In recent years there has been a dramatic shift in our thinking about ribonucleases (RNases). Although they were once considered to be nonspecific, degradative enzymes, it is now clear that RNases play a central role in every aspect of cellular RNA metabolism, including decay of mRNA, conversion of RNA precursors to their mature forms, and end-turnover of certain RNAs. Recognition of the importance of this class of enzymes has led to an explosion of work and the establishment of significant new concepts. Thus, we now realize that RNases, both endoribonucleases and exoribonucleases, can be highly specific for particular sequences or structures. It has also become apparent that a single cell can contain a large number of distinct RNases, approaching as many as 20 members, often with overlapping specificities. Some RNases also have been found to be components of supramolecular complexes and to function in concert with other enzymes to carry out their role in RNA metabolism. This review focuses on the exoribonucleases, both prokaryotic and eukaryotic, and details their structure, catalytic properties, and physiological function.
|Original language||English (US)|
|Number of pages||39|
|Journal||Progress in Nucleic Acid Research and Molecular Biology|

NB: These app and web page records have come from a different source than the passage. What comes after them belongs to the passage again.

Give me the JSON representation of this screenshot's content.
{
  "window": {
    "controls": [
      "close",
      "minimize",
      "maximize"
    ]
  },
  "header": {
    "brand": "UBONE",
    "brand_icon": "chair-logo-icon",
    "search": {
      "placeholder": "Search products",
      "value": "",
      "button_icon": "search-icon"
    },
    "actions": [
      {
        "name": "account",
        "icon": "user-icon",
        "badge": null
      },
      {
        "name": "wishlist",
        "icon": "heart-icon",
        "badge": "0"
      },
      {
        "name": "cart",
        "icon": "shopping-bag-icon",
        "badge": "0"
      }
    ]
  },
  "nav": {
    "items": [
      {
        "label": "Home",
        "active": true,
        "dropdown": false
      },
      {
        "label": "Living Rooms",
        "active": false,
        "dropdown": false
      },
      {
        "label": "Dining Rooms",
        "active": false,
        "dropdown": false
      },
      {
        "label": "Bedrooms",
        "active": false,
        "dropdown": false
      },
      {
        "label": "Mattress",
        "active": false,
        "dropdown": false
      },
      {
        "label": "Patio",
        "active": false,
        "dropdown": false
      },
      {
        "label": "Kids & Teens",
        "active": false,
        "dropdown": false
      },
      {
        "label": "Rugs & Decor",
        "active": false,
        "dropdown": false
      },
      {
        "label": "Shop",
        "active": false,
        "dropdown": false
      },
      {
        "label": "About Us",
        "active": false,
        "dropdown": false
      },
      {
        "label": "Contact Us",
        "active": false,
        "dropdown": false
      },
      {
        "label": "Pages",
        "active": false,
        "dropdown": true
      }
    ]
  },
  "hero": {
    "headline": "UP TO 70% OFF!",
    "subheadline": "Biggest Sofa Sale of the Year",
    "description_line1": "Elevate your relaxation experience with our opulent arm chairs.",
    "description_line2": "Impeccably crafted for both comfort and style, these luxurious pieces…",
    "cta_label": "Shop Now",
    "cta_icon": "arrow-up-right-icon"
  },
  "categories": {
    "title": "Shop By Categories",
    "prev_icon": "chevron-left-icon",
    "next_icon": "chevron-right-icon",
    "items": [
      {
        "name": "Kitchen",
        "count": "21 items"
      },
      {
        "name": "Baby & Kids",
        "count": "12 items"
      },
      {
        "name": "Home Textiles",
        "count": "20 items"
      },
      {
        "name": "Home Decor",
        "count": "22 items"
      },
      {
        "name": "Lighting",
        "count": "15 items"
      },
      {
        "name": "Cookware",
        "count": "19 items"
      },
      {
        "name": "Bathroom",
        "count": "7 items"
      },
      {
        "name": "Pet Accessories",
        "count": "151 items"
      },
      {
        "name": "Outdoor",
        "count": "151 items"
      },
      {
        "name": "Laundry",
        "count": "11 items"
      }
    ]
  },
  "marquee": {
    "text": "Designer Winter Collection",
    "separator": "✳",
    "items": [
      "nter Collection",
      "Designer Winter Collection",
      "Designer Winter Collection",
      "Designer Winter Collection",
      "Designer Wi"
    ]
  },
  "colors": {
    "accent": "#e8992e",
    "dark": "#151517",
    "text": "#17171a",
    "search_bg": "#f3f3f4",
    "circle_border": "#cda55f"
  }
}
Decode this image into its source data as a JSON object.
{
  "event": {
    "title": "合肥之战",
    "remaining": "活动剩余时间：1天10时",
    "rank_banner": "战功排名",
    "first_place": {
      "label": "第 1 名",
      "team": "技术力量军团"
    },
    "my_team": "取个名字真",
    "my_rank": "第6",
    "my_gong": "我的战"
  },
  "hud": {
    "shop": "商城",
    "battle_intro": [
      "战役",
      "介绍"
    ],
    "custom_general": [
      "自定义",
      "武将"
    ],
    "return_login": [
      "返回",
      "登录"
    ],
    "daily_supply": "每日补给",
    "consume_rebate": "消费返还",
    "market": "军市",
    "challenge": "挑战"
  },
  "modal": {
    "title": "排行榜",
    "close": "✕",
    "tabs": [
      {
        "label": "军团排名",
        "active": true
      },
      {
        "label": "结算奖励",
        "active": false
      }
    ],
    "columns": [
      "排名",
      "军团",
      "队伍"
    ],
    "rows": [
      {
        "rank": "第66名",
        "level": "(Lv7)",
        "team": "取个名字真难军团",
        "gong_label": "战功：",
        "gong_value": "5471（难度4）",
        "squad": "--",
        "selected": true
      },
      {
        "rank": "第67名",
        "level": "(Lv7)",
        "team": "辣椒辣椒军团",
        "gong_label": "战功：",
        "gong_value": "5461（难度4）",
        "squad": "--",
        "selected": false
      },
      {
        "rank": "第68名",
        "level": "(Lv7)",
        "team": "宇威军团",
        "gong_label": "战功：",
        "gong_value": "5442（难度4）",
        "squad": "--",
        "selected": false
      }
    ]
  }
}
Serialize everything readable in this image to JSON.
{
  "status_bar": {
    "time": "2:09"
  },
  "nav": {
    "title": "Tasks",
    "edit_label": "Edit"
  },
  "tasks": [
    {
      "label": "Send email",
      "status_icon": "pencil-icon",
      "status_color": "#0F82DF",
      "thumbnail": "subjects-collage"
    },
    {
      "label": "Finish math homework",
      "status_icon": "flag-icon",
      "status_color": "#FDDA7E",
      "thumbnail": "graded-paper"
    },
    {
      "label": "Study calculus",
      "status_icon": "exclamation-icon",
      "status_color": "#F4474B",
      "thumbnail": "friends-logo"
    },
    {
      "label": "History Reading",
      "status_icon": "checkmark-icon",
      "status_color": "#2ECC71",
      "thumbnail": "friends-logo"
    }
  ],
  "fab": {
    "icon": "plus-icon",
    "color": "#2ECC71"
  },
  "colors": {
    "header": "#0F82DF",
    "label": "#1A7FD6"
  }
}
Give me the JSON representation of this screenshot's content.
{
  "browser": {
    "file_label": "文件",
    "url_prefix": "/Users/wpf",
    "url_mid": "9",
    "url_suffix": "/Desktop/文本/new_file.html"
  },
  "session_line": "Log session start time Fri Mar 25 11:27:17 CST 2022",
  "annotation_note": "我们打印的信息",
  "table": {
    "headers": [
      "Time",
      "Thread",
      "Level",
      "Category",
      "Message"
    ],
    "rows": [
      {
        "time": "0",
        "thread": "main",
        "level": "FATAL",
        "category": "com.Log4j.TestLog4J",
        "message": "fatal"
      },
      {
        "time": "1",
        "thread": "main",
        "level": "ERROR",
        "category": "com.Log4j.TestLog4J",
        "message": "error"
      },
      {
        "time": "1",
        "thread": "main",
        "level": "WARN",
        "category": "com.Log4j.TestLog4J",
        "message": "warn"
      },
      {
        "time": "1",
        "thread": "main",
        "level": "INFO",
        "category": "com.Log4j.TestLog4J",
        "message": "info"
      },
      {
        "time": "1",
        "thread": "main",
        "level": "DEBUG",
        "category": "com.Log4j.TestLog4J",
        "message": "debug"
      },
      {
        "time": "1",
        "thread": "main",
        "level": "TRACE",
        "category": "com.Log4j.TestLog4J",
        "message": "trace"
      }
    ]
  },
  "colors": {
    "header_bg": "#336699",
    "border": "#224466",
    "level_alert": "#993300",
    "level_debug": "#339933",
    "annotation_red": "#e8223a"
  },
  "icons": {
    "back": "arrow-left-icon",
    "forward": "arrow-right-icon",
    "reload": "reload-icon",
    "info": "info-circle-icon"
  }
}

|State||Published - Jan 1 2000|
ASJC Scopus subject areas
- Molecular Biology